Charles Winkleman, a Burlington resident who teaches preschool in Winooski, compared the desire for more childcare openings to trying to build an addition on a house when the roof is on fire. “You need to put out the fire before you can consider adding to the house,” he said.
The testimony spurred the three-member committee — Brian Pine (P-Ward 3), Karen Paul (D-Ward 6) and Adam Roof (I-Ward 8)— to pass a resolution asking the mayor's administration to consider a long-term approach to providing funds to childcare providers that would allow them to use the cash for operating expenses or to cover scholarships for low-income children.
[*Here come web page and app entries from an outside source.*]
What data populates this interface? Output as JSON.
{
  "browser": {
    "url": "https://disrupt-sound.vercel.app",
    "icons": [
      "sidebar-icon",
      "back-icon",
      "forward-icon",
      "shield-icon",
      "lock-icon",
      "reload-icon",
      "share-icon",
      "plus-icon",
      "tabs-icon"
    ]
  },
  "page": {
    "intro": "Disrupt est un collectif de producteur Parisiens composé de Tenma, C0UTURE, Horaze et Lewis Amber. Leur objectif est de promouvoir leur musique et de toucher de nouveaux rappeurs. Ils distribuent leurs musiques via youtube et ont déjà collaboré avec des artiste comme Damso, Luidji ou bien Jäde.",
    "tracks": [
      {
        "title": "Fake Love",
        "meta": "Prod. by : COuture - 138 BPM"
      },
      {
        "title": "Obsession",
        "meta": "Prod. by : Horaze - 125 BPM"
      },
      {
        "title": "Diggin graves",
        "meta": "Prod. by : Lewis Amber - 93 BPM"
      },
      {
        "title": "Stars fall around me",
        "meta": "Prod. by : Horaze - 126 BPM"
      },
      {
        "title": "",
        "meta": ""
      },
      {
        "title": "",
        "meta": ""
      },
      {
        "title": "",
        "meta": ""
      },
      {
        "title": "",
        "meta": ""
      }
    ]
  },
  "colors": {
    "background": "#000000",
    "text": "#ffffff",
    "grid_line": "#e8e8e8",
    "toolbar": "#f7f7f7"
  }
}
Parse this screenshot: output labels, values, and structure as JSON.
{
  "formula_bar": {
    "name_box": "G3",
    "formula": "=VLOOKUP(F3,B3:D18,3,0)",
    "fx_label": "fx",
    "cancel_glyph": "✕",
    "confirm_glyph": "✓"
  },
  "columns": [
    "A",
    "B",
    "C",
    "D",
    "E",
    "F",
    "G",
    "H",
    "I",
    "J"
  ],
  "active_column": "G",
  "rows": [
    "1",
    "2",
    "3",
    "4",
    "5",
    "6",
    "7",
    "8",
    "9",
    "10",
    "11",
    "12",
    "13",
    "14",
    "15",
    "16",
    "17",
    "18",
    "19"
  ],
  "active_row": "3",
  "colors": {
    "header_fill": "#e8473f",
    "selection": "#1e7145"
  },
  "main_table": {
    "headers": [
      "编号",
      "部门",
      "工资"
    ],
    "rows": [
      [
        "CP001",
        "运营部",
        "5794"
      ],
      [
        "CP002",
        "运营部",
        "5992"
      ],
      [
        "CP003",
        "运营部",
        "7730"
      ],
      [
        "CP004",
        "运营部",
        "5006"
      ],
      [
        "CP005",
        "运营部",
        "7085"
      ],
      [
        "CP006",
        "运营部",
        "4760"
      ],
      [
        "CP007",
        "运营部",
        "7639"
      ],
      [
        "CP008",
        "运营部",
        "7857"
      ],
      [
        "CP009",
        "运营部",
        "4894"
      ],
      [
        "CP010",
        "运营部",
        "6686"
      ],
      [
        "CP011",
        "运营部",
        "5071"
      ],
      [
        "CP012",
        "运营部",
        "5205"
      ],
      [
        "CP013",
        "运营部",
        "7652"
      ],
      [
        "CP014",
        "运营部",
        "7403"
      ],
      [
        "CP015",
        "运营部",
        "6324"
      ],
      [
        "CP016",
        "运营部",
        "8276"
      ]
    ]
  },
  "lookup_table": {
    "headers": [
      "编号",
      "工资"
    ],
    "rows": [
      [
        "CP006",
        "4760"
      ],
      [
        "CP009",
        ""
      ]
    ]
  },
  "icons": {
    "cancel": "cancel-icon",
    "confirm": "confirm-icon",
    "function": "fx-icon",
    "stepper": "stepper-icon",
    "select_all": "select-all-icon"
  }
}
Members of CEDO and the administration will report back to the committee in June.
A scholarship program would bring the Early Learning Initiative full circle: The idea was part of an earlier plan the city proposed in 2015, but it was later discarded as impractical.
Some councilors spoke forcefully in support of the proposition.
Councilor Jane Knodell (P-Central District), who attended the meeting but doesn't sit on the committee, said she wouldn’t vote for the city budget in June if it didn't include such money to help low-income kids. “These are public dollars, and we need to prioritize the needs of the population that need this the most," she said. "I will not vote for an allocation that goes to pretty well-positioned, middle-class families. I think that will be wrong."
Weinberger, in a statement Friday, argued that his administration had long planned for scholarships and took issue with Seven Days' reporting.
I am very pleased with the committee’s decision to endorse both the Administration’s short-term proposal to focus the second round of 2018 grants on planning and capacity enhancements and the Administration’s plan to start the low-income scholarship phase of the program next fiscal year. This two-phase approach was proposed by the Administration when we introduced the new program in May 2017 – the only change to the original phasing plan that the Administration brought to the committee is that we now plan to accelerate the start of the scholarship phase. In no way was the committee action direction to the Administration to ‘re-think’ its approach, and in no way have I ever ‘discarded’ the concept of child care scholarships for low-income infants and toddlers that I have been championing for years.
Meanwhile, the administration will ask the council to approve another $500,000 for the project for the next fiscal year.
Hopefully this time, Paul said, the cash would actually end up in the hands of the childcare providers. "We make the assumption that when we allocate the money, it’s actually being spent," she said.